**Task requirements**: Using the records that follow, work out the number of lines with the word "JSON" in them; reply with that number only.

**Data provided**:
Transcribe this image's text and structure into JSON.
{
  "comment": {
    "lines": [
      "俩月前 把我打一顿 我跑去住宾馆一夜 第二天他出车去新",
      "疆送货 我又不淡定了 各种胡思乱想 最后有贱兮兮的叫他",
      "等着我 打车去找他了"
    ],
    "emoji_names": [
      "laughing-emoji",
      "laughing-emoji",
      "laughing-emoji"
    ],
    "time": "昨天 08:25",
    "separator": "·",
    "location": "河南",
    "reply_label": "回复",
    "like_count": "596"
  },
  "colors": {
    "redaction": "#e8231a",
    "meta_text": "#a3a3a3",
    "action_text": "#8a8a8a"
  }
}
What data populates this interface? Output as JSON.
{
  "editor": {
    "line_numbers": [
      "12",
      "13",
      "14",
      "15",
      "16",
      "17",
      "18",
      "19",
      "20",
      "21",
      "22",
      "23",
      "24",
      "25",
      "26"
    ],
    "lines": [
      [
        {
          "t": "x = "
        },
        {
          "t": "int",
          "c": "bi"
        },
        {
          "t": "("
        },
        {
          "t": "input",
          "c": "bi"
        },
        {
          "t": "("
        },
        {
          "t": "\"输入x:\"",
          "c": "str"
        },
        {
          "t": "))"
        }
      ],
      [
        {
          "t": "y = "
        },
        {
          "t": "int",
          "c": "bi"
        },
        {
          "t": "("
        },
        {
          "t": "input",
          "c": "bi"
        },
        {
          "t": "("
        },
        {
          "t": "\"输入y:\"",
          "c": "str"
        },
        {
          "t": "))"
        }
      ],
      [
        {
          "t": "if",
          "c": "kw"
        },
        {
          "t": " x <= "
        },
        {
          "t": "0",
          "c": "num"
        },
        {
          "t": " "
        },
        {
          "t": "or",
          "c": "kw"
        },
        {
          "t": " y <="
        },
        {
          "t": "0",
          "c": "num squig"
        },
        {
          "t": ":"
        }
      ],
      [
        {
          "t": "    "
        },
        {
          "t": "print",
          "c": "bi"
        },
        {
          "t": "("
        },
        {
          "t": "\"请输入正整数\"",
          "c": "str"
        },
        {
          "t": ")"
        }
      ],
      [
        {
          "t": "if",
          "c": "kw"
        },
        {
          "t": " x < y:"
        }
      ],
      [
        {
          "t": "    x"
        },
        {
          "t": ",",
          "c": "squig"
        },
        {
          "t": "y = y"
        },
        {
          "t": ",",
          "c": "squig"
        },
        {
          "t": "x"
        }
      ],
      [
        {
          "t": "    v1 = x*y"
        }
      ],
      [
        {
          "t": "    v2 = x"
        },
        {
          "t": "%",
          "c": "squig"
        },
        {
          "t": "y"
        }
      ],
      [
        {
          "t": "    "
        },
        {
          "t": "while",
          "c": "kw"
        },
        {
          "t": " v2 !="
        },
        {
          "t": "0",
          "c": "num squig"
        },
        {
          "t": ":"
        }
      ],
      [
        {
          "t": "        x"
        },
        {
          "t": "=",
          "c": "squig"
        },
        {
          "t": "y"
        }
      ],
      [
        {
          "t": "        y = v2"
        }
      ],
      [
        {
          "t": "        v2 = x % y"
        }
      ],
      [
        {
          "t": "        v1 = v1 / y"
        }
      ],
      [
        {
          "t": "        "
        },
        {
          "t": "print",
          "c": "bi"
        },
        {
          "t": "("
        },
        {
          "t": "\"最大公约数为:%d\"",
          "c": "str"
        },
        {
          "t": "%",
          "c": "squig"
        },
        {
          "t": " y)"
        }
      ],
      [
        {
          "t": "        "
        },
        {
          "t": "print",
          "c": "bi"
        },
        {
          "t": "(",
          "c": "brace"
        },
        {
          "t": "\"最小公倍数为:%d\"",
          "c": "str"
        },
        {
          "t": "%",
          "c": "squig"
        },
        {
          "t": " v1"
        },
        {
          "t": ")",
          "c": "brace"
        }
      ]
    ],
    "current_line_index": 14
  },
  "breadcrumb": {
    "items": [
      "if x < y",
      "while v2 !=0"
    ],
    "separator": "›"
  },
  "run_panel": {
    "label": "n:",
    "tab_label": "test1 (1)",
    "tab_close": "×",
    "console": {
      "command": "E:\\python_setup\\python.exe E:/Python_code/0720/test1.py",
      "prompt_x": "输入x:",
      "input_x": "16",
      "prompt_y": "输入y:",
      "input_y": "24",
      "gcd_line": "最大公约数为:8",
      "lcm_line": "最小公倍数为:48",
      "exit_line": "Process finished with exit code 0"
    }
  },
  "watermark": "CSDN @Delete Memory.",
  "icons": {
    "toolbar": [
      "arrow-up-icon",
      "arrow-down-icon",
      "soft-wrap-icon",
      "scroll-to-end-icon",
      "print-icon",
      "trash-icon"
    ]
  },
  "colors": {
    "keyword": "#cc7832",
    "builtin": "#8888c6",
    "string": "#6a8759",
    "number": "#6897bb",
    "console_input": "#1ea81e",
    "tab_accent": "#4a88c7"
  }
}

**Result of this task**: 2